PROBLEM TO SOLVE: List all the lines in these records that hold "data".

MATERIAL PROVIDED:
══════════════════════════════
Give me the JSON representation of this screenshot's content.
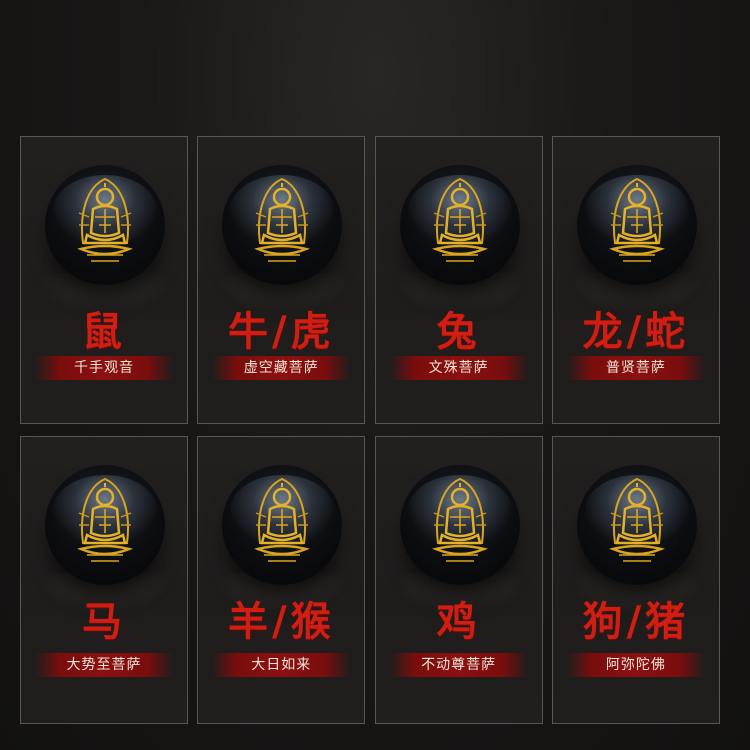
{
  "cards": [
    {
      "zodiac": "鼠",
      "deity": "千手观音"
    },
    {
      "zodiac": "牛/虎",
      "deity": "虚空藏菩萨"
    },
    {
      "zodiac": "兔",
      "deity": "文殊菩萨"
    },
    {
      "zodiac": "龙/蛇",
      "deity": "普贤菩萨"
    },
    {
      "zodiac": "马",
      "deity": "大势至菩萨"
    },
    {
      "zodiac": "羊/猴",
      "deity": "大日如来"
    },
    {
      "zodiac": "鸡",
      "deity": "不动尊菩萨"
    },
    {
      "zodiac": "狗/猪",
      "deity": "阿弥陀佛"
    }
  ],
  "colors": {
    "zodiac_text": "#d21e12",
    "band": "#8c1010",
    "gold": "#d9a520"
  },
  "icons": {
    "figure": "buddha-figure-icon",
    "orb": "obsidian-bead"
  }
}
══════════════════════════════
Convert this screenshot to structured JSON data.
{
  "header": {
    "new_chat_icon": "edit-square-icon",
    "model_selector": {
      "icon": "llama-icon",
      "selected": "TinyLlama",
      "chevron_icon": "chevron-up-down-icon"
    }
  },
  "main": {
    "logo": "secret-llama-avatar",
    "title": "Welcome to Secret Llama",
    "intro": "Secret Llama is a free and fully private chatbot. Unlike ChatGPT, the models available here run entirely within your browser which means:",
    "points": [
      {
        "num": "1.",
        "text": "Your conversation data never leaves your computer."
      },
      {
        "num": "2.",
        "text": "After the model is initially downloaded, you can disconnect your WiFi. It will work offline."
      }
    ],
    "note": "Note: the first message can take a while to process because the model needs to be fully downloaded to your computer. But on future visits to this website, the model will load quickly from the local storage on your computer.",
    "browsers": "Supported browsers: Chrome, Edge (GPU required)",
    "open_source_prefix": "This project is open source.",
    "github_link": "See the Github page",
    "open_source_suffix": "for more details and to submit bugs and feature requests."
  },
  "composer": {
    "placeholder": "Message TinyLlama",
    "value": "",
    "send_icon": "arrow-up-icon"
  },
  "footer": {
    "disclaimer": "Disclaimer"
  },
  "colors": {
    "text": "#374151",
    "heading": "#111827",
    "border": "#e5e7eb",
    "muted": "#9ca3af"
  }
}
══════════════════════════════
ANSWER BOX:
Convert this screenshot to structured JSON data.
        "text": "Your conversation data never leaves your computer."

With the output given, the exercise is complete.